And featuring this FREE, downloadable companion guide for teens and young adults: 






Twenty-nine Indiana authors write about their love of books, bookstores, and reading. Proceeds from the book support Indianapolis adult literacy program, Indy Reads.

Amy’s contribution is a short story called, “Finding Eudora.”
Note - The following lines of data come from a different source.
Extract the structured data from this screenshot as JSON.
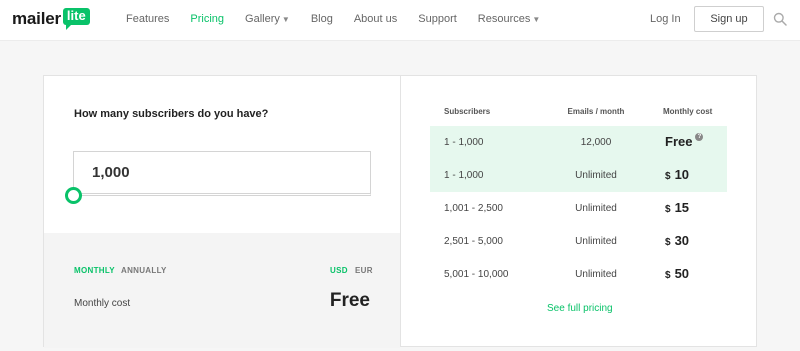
{
  "brand": {
    "word": "mailer",
    "badge": "lite",
    "accent": "#09c269"
  },
  "nav": {
    "items": [
      {
        "label": "Features"
      },
      {
        "label": "Pricing",
        "active": true
      },
      {
        "label": "Gallery",
        "has_dropdown": true
      },
      {
        "label": "Blog"
      },
      {
        "label": "About us"
      },
      {
        "label": "Support"
      },
      {
        "label": "Resources",
        "has_dropdown": true
      }
    ],
    "login": "Log In",
    "signup": "Sign up"
  },
  "calculator": {
    "question": "How many subscribers do you have?",
    "subscribers_value": "1,000",
    "billing": {
      "monthly": "MONTHLY",
      "annually": "ANNUALLY",
      "selected": "monthly"
    },
    "currency": {
      "usd": "USD",
      "eur": "EUR",
      "selected": "usd"
    },
    "cost_label": "Monthly cost",
    "cost_value": "Free"
  },
  "pricing_table": {
    "headers": {
      "subscribers": "Subscribers",
      "emails": "Emails / month",
      "cost": "Monthly cost"
    },
    "rows": [
      {
        "subscribers": "1 - 1,000",
        "emails": "12,000",
        "currency": "",
        "cost": "Free",
        "info": "?",
        "highlight": true
      },
      {
        "subscribers": "1 - 1,000",
        "emails": "Unlimited",
        "currency": "$",
        "cost": "10",
        "highlight": true
      },
      {
        "subscribers": "1,001 - 2,500",
        "emails": "Unlimited",
        "currency": "$",
        "cost": "15"
      },
      {
        "subscribers": "2,501 - 5,000",
        "emails": "Unlimited",
        "currency": "$",
        "cost": "30"
      },
      {
        "subscribers": "5,001 - 10,000",
        "emails": "Unlimited",
        "currency": "$",
        "cost": "50"
      }
    ],
    "see_full": "See full pricing"
  }
}
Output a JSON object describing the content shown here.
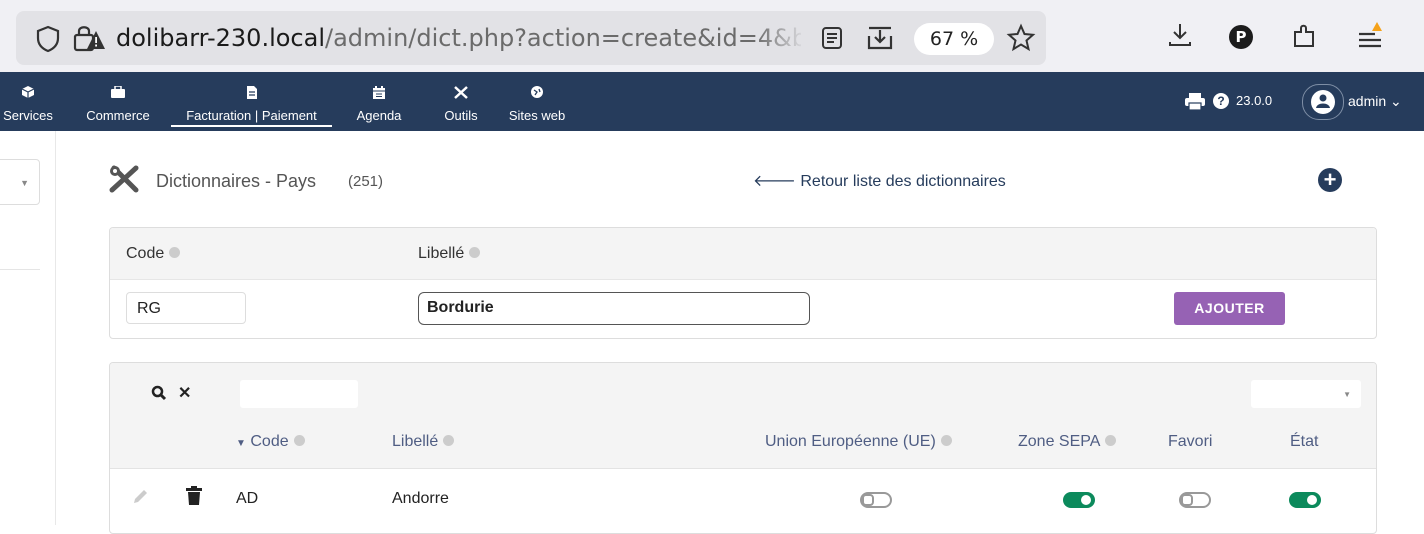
{
  "browser": {
    "url_host": "dolibarr-230.local",
    "url_path": "/admin/dict.php?action=create&id=4&ba",
    "zoom": "67 %",
    "profile_initial": "P"
  },
  "nav": {
    "items": [
      {
        "label": "Services",
        "icon": "cube-icon"
      },
      {
        "label": "Commerce",
        "icon": "briefcase-icon"
      },
      {
        "label": "Facturation | Paiement",
        "icon": "invoice-icon"
      },
      {
        "label": "Agenda",
        "icon": "calendar-icon"
      },
      {
        "label": "Outils",
        "icon": "tools-icon"
      },
      {
        "label": "Sites web",
        "icon": "globe-icon"
      }
    ],
    "help": "?",
    "version": "23.0.0",
    "user": "admin"
  },
  "page": {
    "title": "Dictionnaires - Pays",
    "count": "(251)",
    "back_link": "Retour liste des dictionnaires"
  },
  "add_form": {
    "code_label": "Code",
    "libelle_label": "Libellé",
    "code_value": "RG",
    "libelle_value": "Bordurie",
    "button": "AJOUTER"
  },
  "list": {
    "columns": {
      "code": "Code",
      "libelle": "Libellé",
      "ue": "Union Européenne (UE)",
      "sepa": "Zone SEPA",
      "favori": "Favori",
      "etat": "État"
    },
    "rows": [
      {
        "code": "AD",
        "libelle": "Andorre",
        "ue": false,
        "sepa": true,
        "favori": false,
        "etat": true
      }
    ]
  },
  "colors": {
    "nav_bg": "#263c5c",
    "button_add": "#9662b4",
    "toggle_on": "#0c8a5c"
  }
}
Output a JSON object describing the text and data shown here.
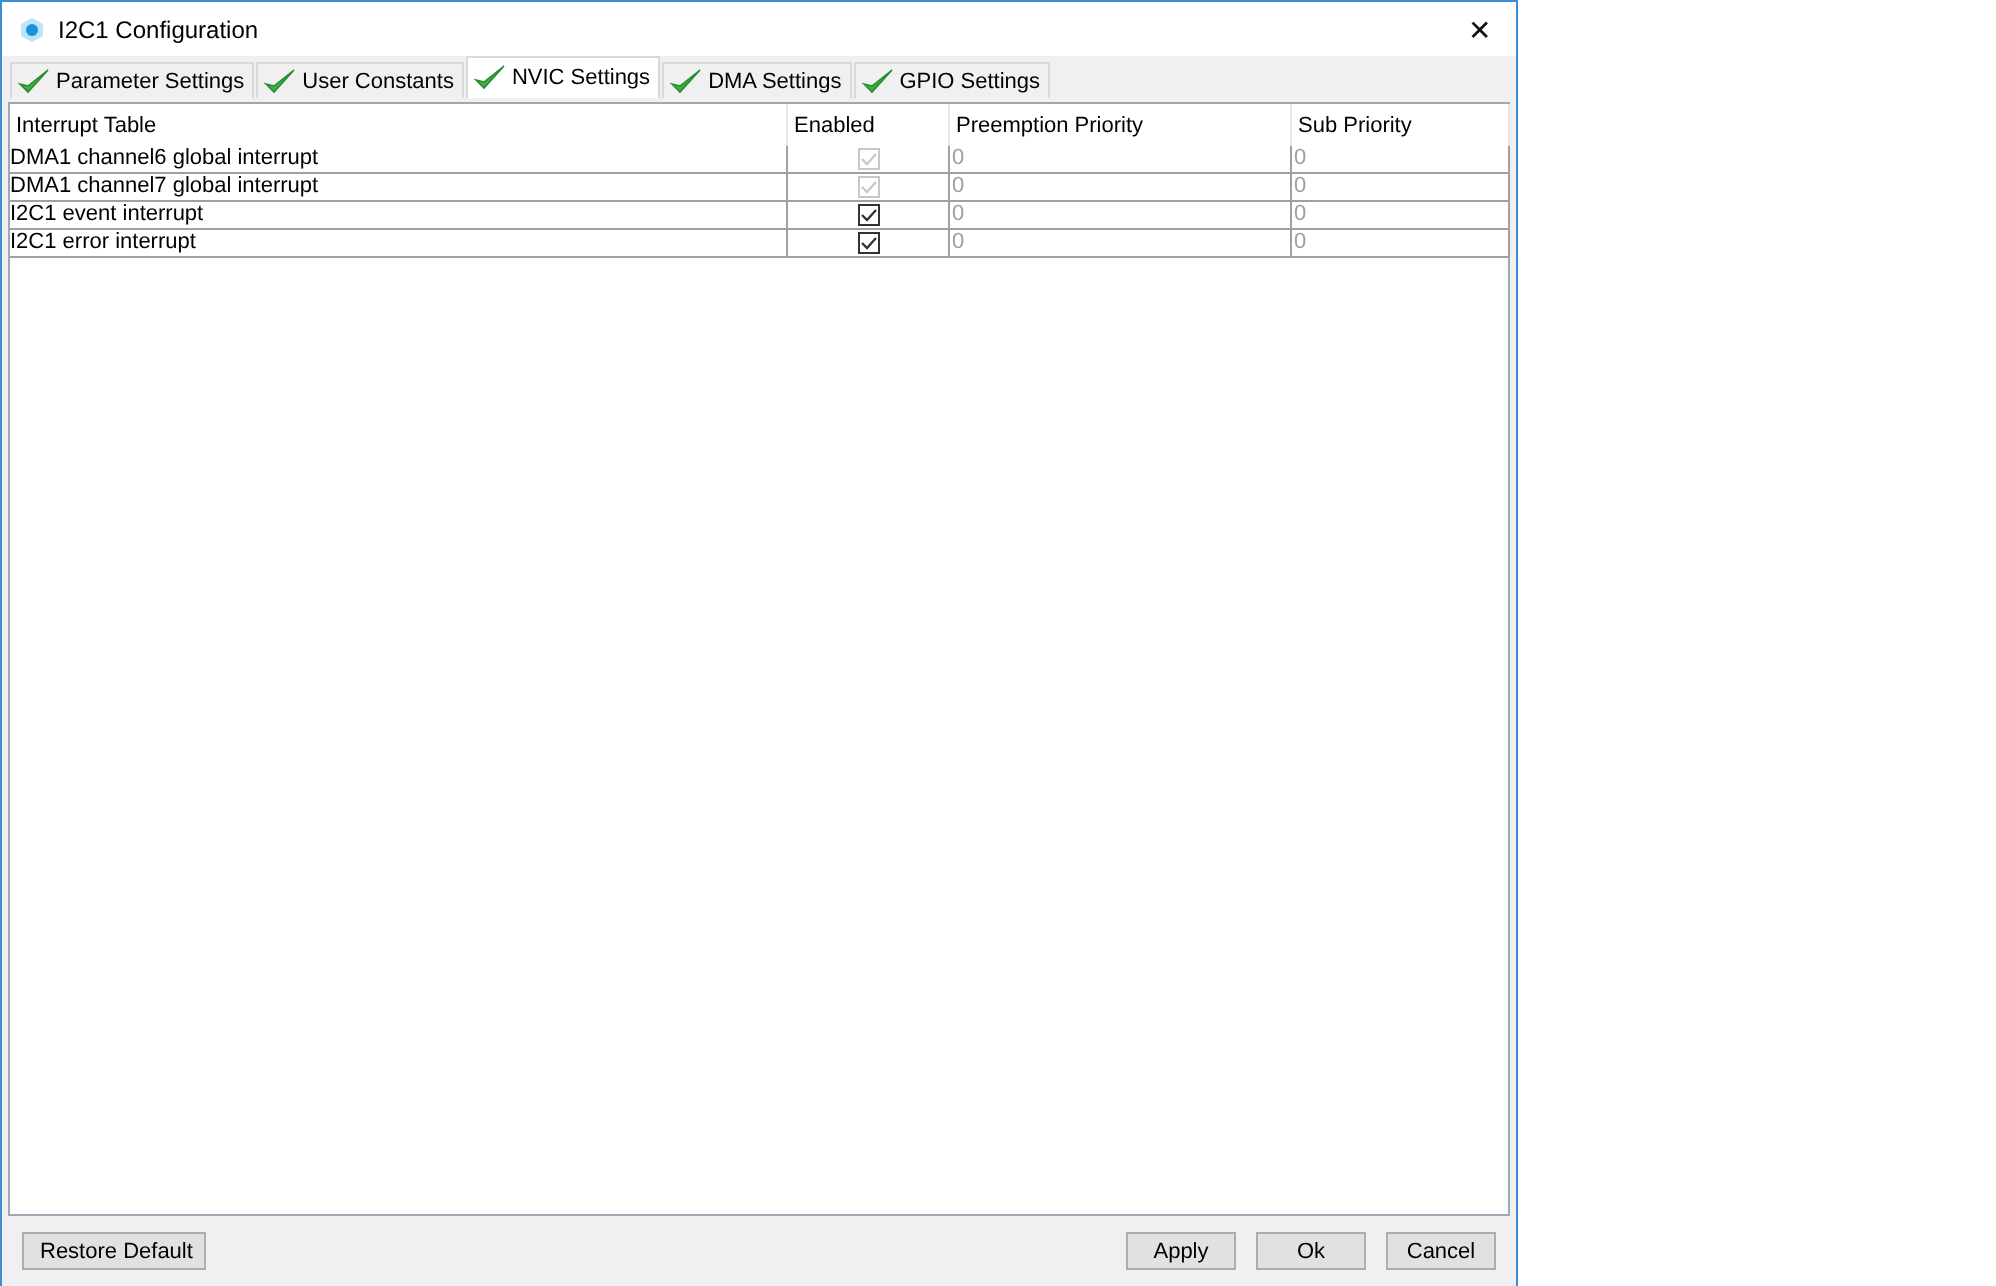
{
  "window": {
    "title": "I2C1 Configuration",
    "close": "✕"
  },
  "tabs": [
    {
      "label": "Parameter Settings",
      "selected": false
    },
    {
      "label": "User Constants",
      "selected": false
    },
    {
      "label": "NVIC Settings",
      "selected": true
    },
    {
      "label": "DMA Settings",
      "selected": false
    },
    {
      "label": "GPIO Settings",
      "selected": false
    }
  ],
  "table": {
    "columns": [
      "Interrupt Table",
      "Enabled",
      "Preemption Priority",
      "Sub Priority"
    ],
    "rows": [
      {
        "name": "DMA1 channel6 global interrupt",
        "checked": true,
        "disabled": true,
        "preemption": "0",
        "sub": "0"
      },
      {
        "name": "DMA1 channel7 global interrupt",
        "checked": true,
        "disabled": true,
        "preemption": "0",
        "sub": "0"
      },
      {
        "name": "I2C1 event interrupt",
        "checked": true,
        "disabled": false,
        "preemption": "0",
        "sub": "0"
      },
      {
        "name": "I2C1 error interrupt",
        "checked": true,
        "disabled": false,
        "preemption": "0",
        "sub": "0"
      }
    ]
  },
  "buttons": {
    "left": [
      "Restore Default"
    ],
    "right": [
      "Apply",
      "Ok",
      "Cancel"
    ]
  }
}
The collection features bestselling authors John Green, Will Shortz, Dan Wakefield, Cathy Day and John David Anderson, Victoria Barrett, Frank Bill, Ray Boomhower, Mary Susan Buhner, Lorene Burkhart, Michael Dahlie, Cathy Day, Carol Faenzi, Terence Faherty, Lou Harry, Liza Hyatt, Angela Jackson-Brown, Lyn Jones, Jeff Knurek & David Hoyt, Karen Kovacik, Norbert Krapf, Bonnie Maurer, Susan Neville, Barb Shoup, Amy Sorrells, Gordon Strain & Dianne Moneypenny, Larry Sweazy, and Ben Winters. It was edited by M. Travis DiNicola and Zach Roth.